In the present situation God pronounced a judgment on Moses for disobeying clear instruction and hitting the rock instead of speaking to it. God attributed the severity of His punishment to the fact that Moses did not treat the Holy One as holy in the presence of the people. In other words, God had commanded Moses in the hearing of the assembly and Moses didn't show respect to the one who was in authority over him.

From a human point of view we can understand the frustration of Moses who had to put up with repeated anarchy by people he had led out of Egyptian bondage. This was the fourteenth time that people acted against Moses and tested ADONAI. (For the complete list of the incidents in which Israel tested God, see my comment on Hebrews 3:9.) Moses was fed up with rebellion in the ranks and so he struck the rock twice with the rod instead of speaking to it. But, God has a simple standard. If you deliberately disobey Him, He will punish you.

13 Those were the waters of Merivah, because the sons of Israel contended with ADONAI, and He showed Himself holy among them."

The phrase "waters of Merivah" recalls the grumbling of Israel at Rephidim because of a lack of water (Ex 17:1-4). Moses renamed the location Meribah (SH-4808), which means strife or contention. Thus, Moses likened Kadesh to Rephidim.

The DSS adds this note following verse 13, "And Moses said, 'Lord Yahweh, you have begun to show your servant your greatness and your strong hand; for what god is there in heaven or on earth who can act according to your works, and according to your mighty deeds? Please let me cross over and see that good land that is beyond the Jordan, those good mountains, and Lebanon.' But Yahweh said to Moses, 'Enough. Speak to me no more about this matter. Go up to the top of Pisgah and lift up your eyes to the west and to the north and to the south  and to the east, and see it with your eyes, for you shall not cross over this Jordan.'" (4Q27 Numbers).

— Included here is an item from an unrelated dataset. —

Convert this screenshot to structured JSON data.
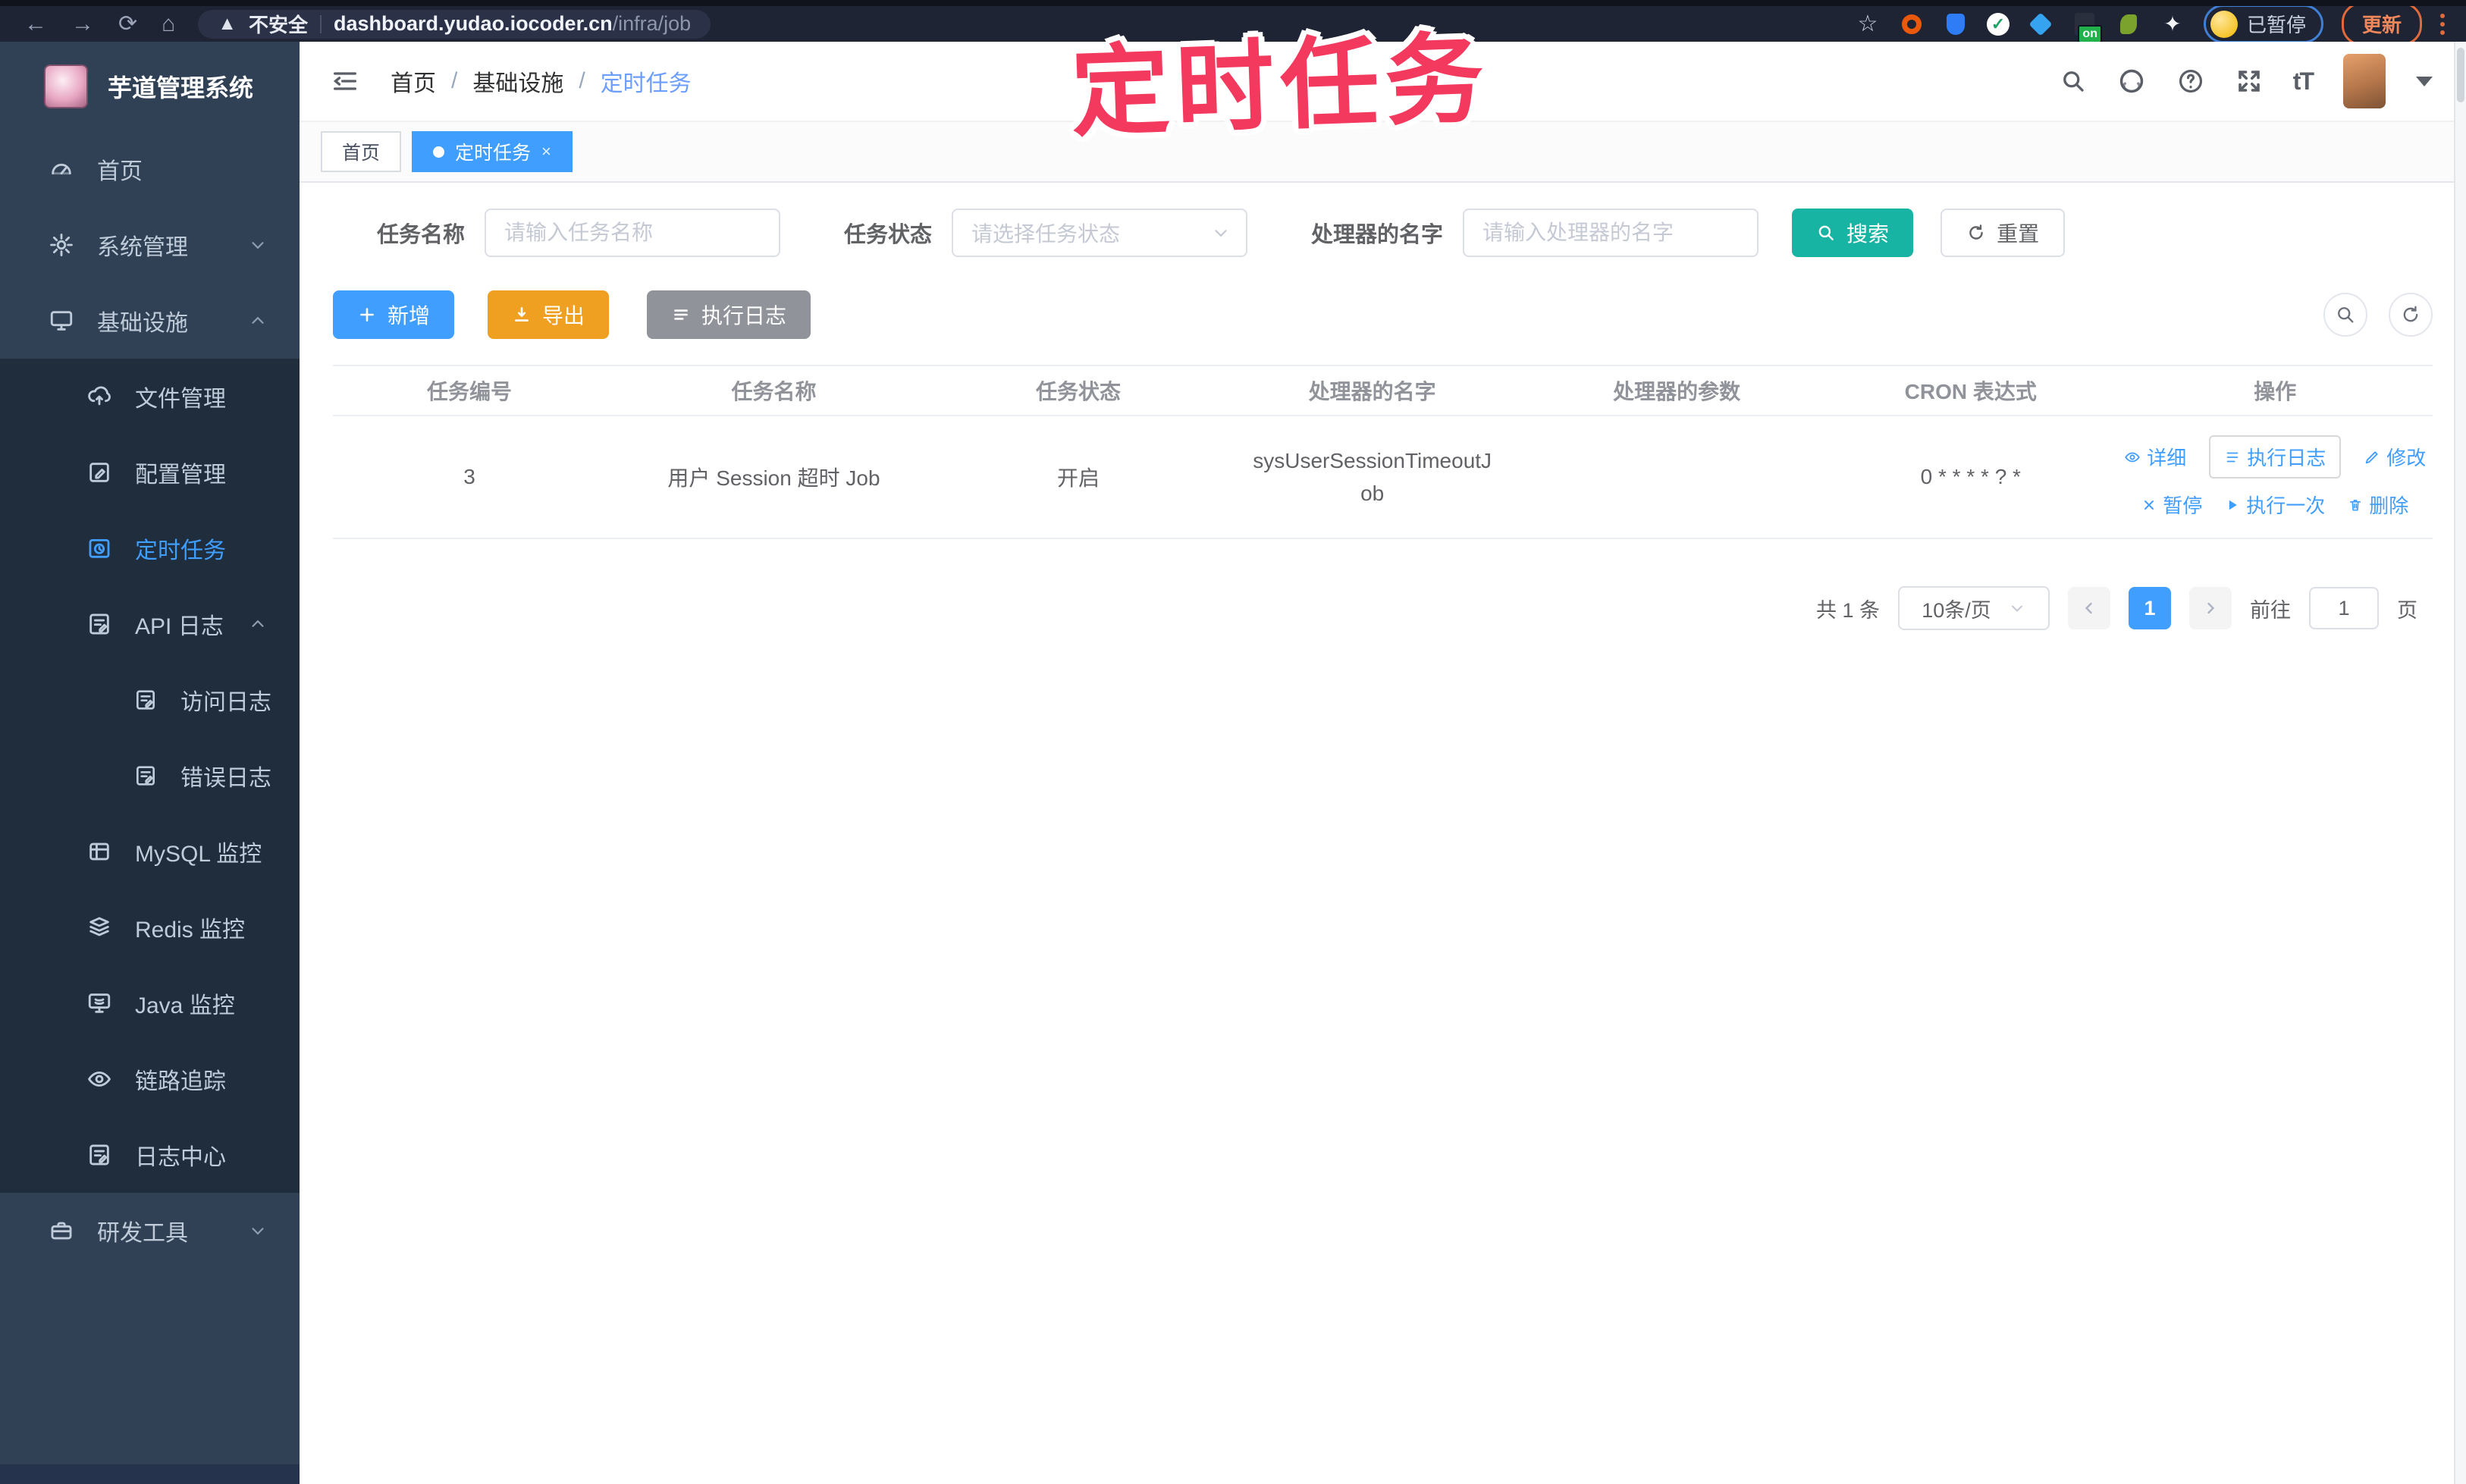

Works Cited

BDB: The New Brown, Driver, Briggs Hebrew and English Lexicon. Oxford University Press, 1907. Reprinted by Associated Publishers and Authors, Inc., 1981.

Barnes: Albert Barnes (1798-1870), Notes on the Whole Bible (1834). Baker Book House, 1949. Online.

Gill: John Gill (1697-1771), Exposition of the Entire Bible. Online.

HELPS: Gleason L. Archer and Gary Hill, eds., The Discovery Bible New Testament: HELPS Word Studies. Moody Press, 1987, 2011. (Online at

Jamieson: Robert Jamieson, Numbers, Commentary Critical and Explanatory on the Whole Bible by Robert Jamieson, A. R. Fausset and David Brown (1871). Online.

PC: H. D. M. Spence & Joseph S. Exell, eds. (1849–1910), Numbers, The Pulpit Commentary, Vol. 2. Hendrickson Pub., 1985. Online.

Rashi: Rabbi Shlomo Iitzhaki (1040-1105), Commentary on the Tanakh. Online.

Trumball: Henry Clay Trumball (1830-1903), Kadesh-Barnea. Charles Scribner's Sons, 1884. Online.

Copyright © 2020 by Blaine Robison. All rights reserved.